“This book applies the propaganda model Chomsky has developed with Edward Herman to media coverage of the diplomatic process in Central America and the Middle East, human rights issues, terrorism, and other topics, revealing the crucial function of the media and educated elites in limiting democracy in the United States.
Rigorously documented, Necessary Illusions is an invaluable tool for understanding how democracy functions in the United States.”
Naomi Klein, (1999)
From the book jacket: “In a world in which all that is ‘alternative’ is sold as soon as it appears, where any innovation or subversion is promply adopted by faceless corporations, a new generation is beginning to fight consumerism with its own best weapons. With compelling accounts of the corporate invasion of our daily lives, and the growing backlash against it, No Logo is equal parts cultural analysis, mall-rat memoir, political manifesto, and journalistic expose.”
Plug-in Drug, The
Marie Winn, (2002)
Classic study of the impact of TV on youth development and family life. Highly debateable theories, but ideas all parents and teachers should consider. Good source of statistics on children’s media consumption.
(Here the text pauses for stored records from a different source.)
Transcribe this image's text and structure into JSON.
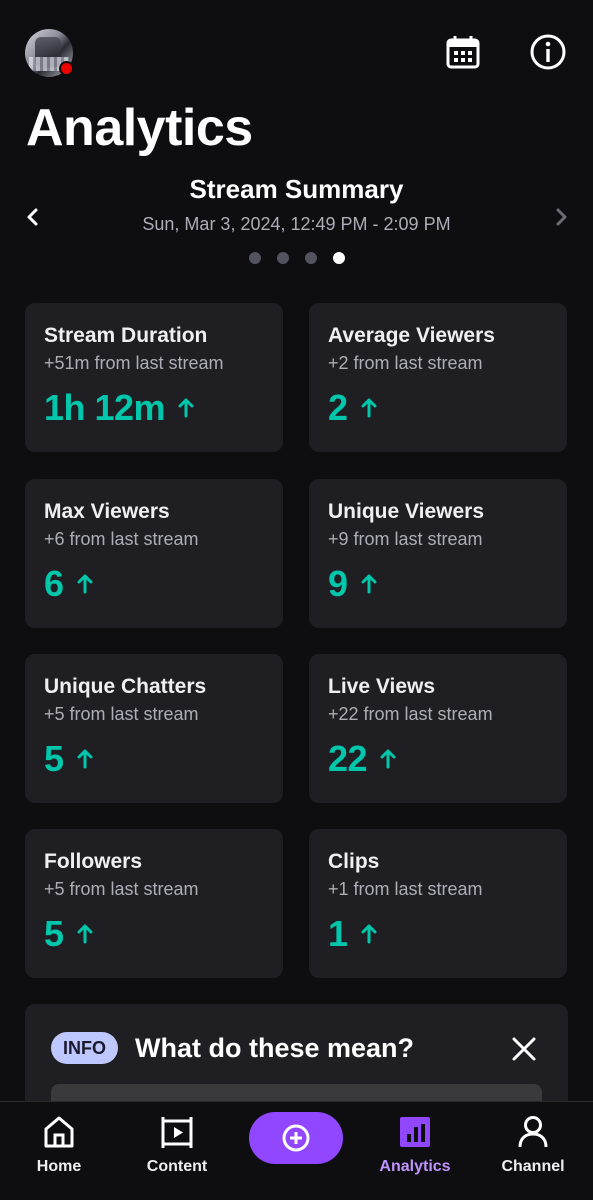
{
  "header": {
    "page_title": "Analytics",
    "live_indicator_color": "#eb0400",
    "icons": [
      "calendar-icon",
      "info-icon"
    ]
  },
  "summary": {
    "title": "Stream Summary",
    "date_range": "Sun, Mar 3, 2024, 12:49 PM - 2:09 PM",
    "page_count": 4,
    "active_page": 4
  },
  "stats": [
    {
      "title": "Stream Duration",
      "sub": "+51m from last stream",
      "value": "1h 12m"
    },
    {
      "title": "Average Viewers",
      "sub": "+2 from last stream",
      "value": "2"
    },
    {
      "title": "Max Viewers",
      "sub": "+6 from last stream",
      "value": "6"
    },
    {
      "title": "Unique Viewers",
      "sub": "+9 from last stream",
      "value": "9"
    },
    {
      "title": "Unique Chatters",
      "sub": "+5 from last stream",
      "value": "5"
    },
    {
      "title": "Live Views",
      "sub": "+22 from last stream",
      "value": "22"
    },
    {
      "title": "Followers",
      "sub": "+5 from last stream",
      "value": "5"
    },
    {
      "title": "Clips",
      "sub": "+1 from last stream",
      "value": "1"
    }
  ],
  "info_card": {
    "badge": "INFO",
    "title": "What do these mean?"
  },
  "bottom_nav": {
    "items": [
      {
        "label": "Home",
        "icon": "home-icon"
      },
      {
        "label": "Content",
        "icon": "film-icon"
      },
      {
        "label": "Analytics",
        "icon": "analytics-icon",
        "active": true
      },
      {
        "label": "Channel",
        "icon": "person-icon"
      }
    ],
    "go_live_icon": "plus-circle-icon"
  },
  "colors": {
    "accent_purple": "#9147ff",
    "active_label": "#bf94ff",
    "stat_value": "#00c7ac",
    "card_bg": "#1f1f23",
    "background": "#0e0e10"
  }
}
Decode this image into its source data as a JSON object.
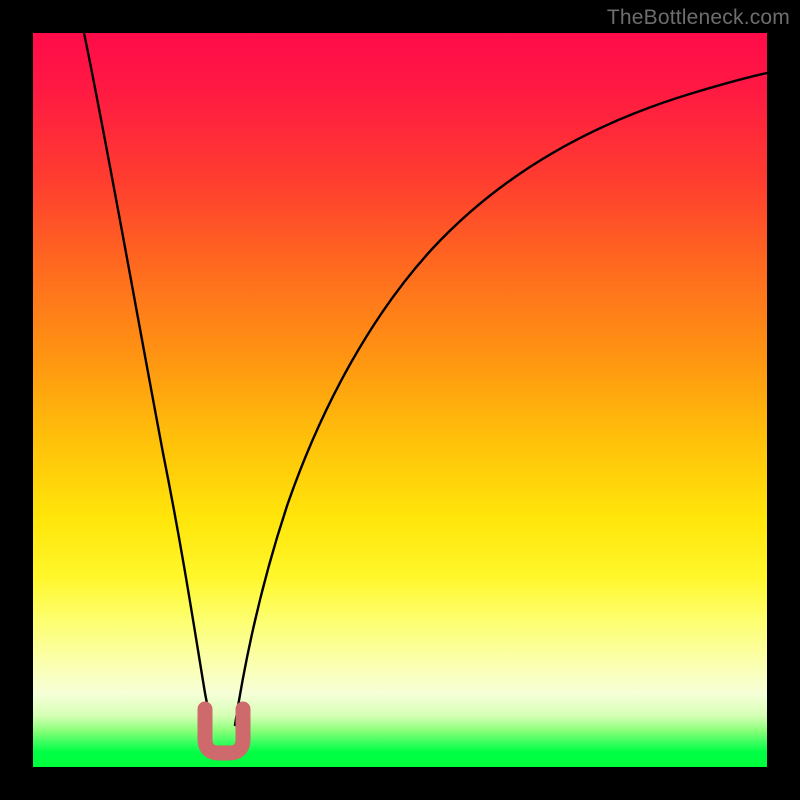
{
  "watermark": "TheBottleneck.com",
  "chart_data": {
    "type": "line",
    "title": "",
    "xlabel": "",
    "ylabel": "",
    "xlim": [
      0,
      100
    ],
    "ylim": [
      0,
      100
    ],
    "grid": false,
    "legend": false,
    "annotations": [
      {
        "name": "trough-marker",
        "shape": "U",
        "color": "#d46a6a",
        "x_center": 25.5,
        "y": 5,
        "width_pct": 5
      }
    ],
    "series": [
      {
        "name": "left-branch",
        "x": [
          7,
          9,
          11,
          13,
          15,
          17,
          19,
          20,
          21,
          22,
          23,
          24
        ],
        "y": [
          100,
          88,
          76,
          64,
          53,
          42,
          31,
          25,
          20,
          15,
          10,
          6
        ]
      },
      {
        "name": "right-branch",
        "x": [
          27,
          28,
          29,
          30,
          32,
          34,
          37,
          40,
          44,
          48,
          53,
          58,
          64,
          70,
          77,
          84,
          91,
          98,
          100
        ],
        "y": [
          6,
          10,
          14,
          18,
          25,
          31,
          39,
          46,
          53,
          59,
          65,
          70,
          74,
          78,
          81,
          84,
          86.5,
          88.5,
          89
        ]
      }
    ]
  }
}
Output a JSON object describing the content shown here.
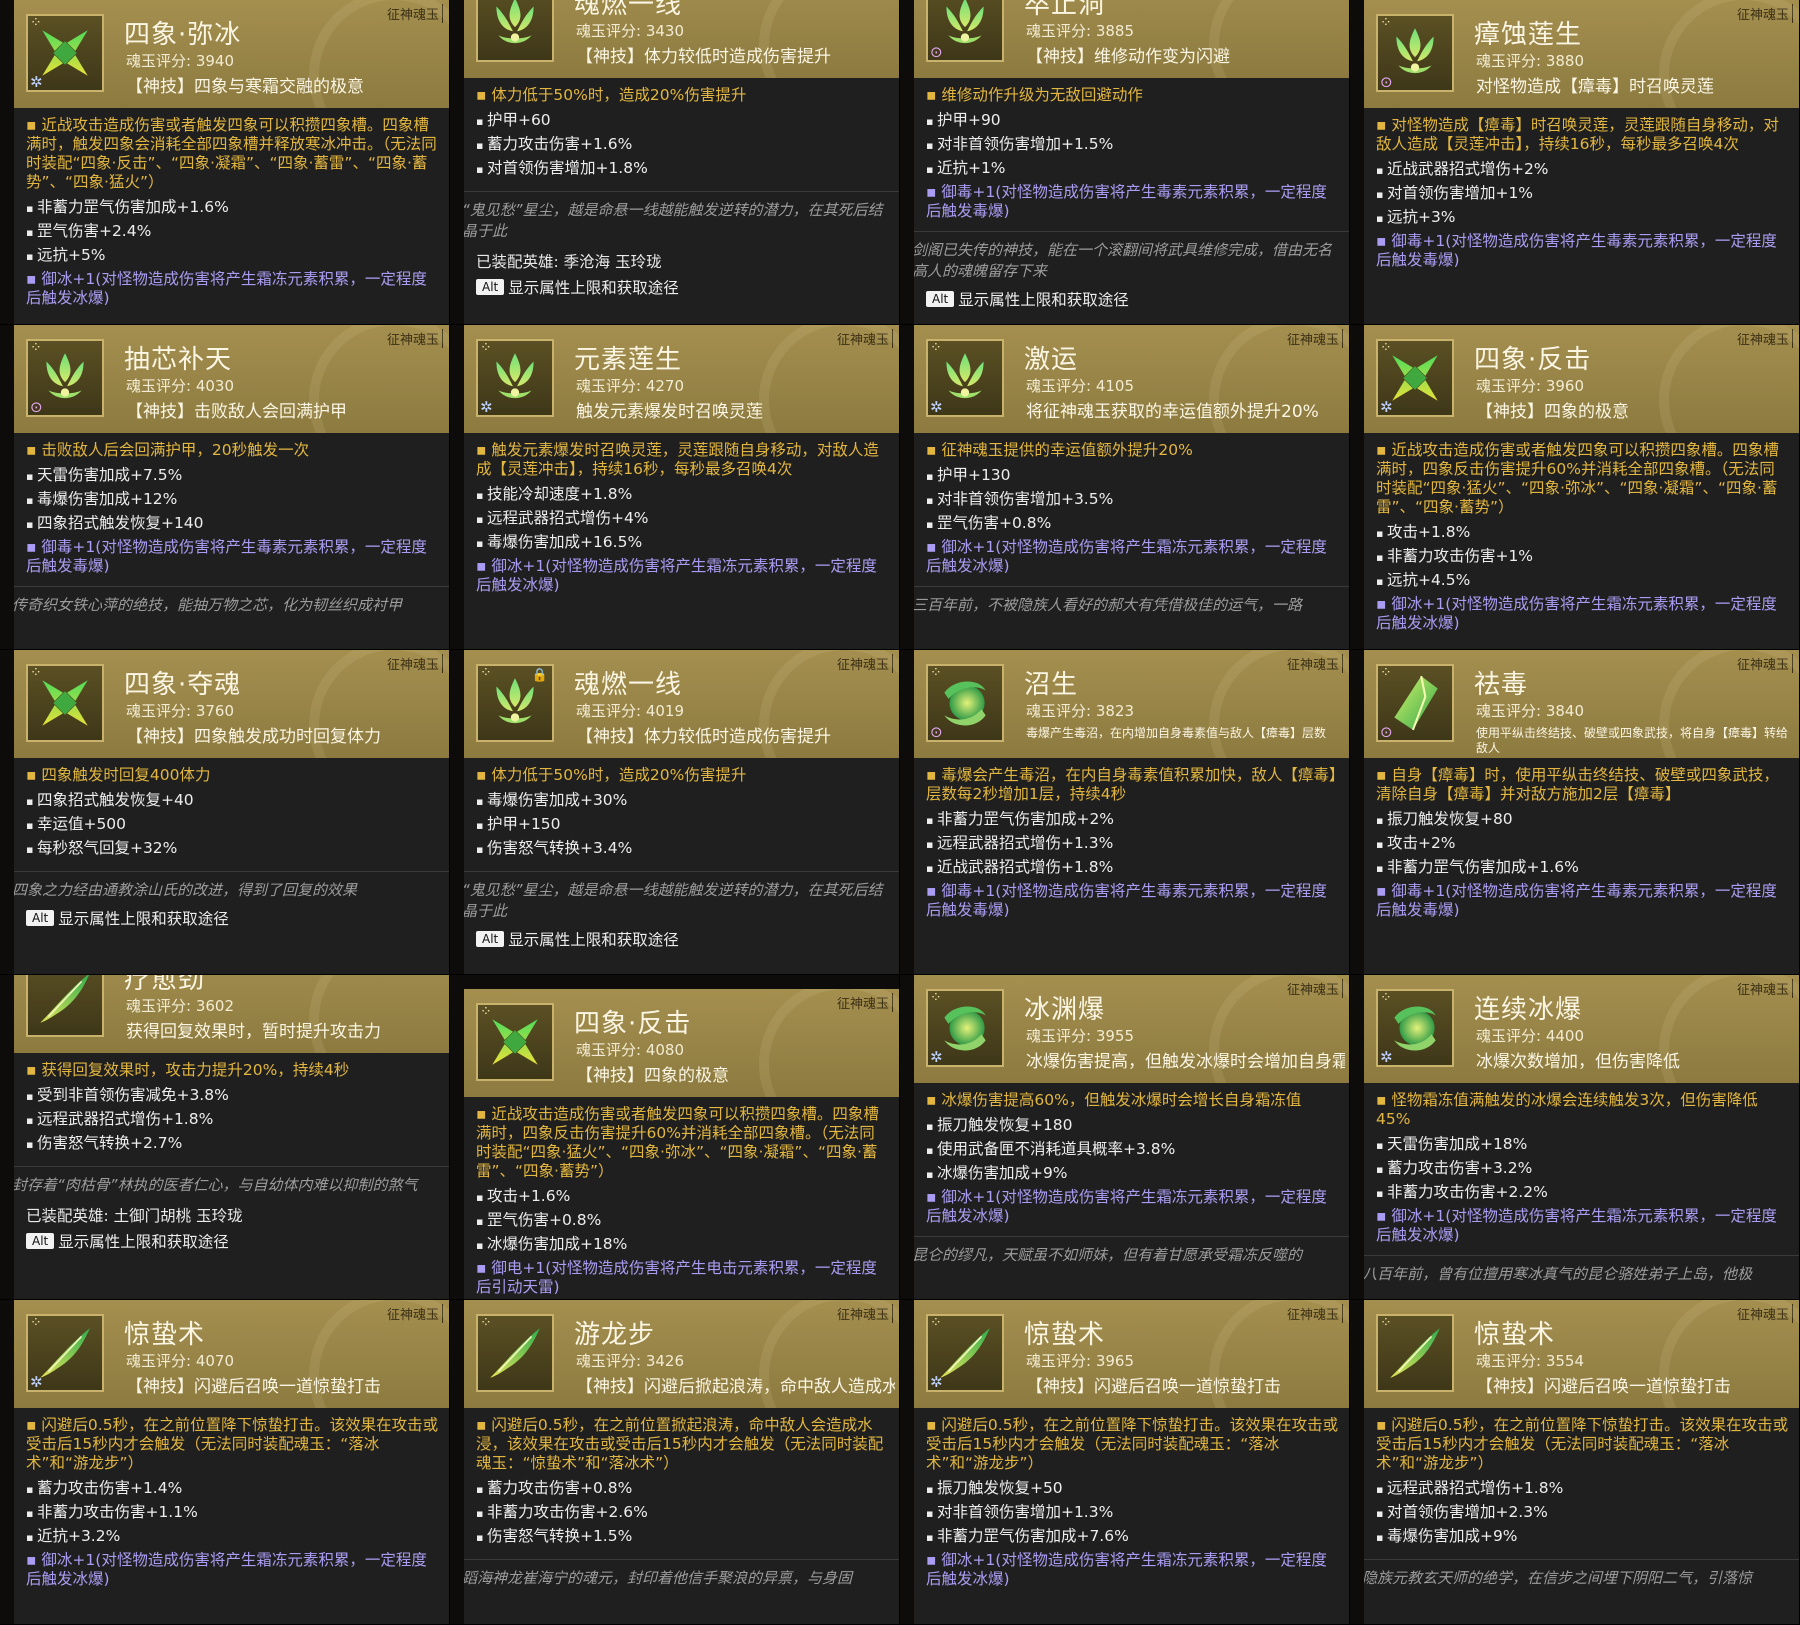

Seven Great Debates in Media Literacy Education, The
Renee Hobbs, (1998)
Another bedrock TMS resource, Renee’s comprehensive account of the prevailing debates that exist in the development of a standardized U.S. media literacy curriculum is great place to start framing your own approach to media education.
Technics and Civilization
Lewis Mumford, (1934)
An account of how the incorporation of new technologies has effected society in the past, and what factors we should heed as new technologies arise that will affect our future.
Marshall McLuhan, (1964)
A classic — many would say progenitor — of the media literacy movement. Though not a scholarly work, McLuhan makes compelling arguments for more analysis of the role of technology in culture by cobbling together changes influenced by technology in human history with tremendous foresight into the effects of modern technology including the prediciton of a “global village” connected through new media.
What Media Literacy is NOT
Center for Media Literacy, (2002)
A short list of some misconceptions about “media literacy” that can help students and educators understand what the term really means.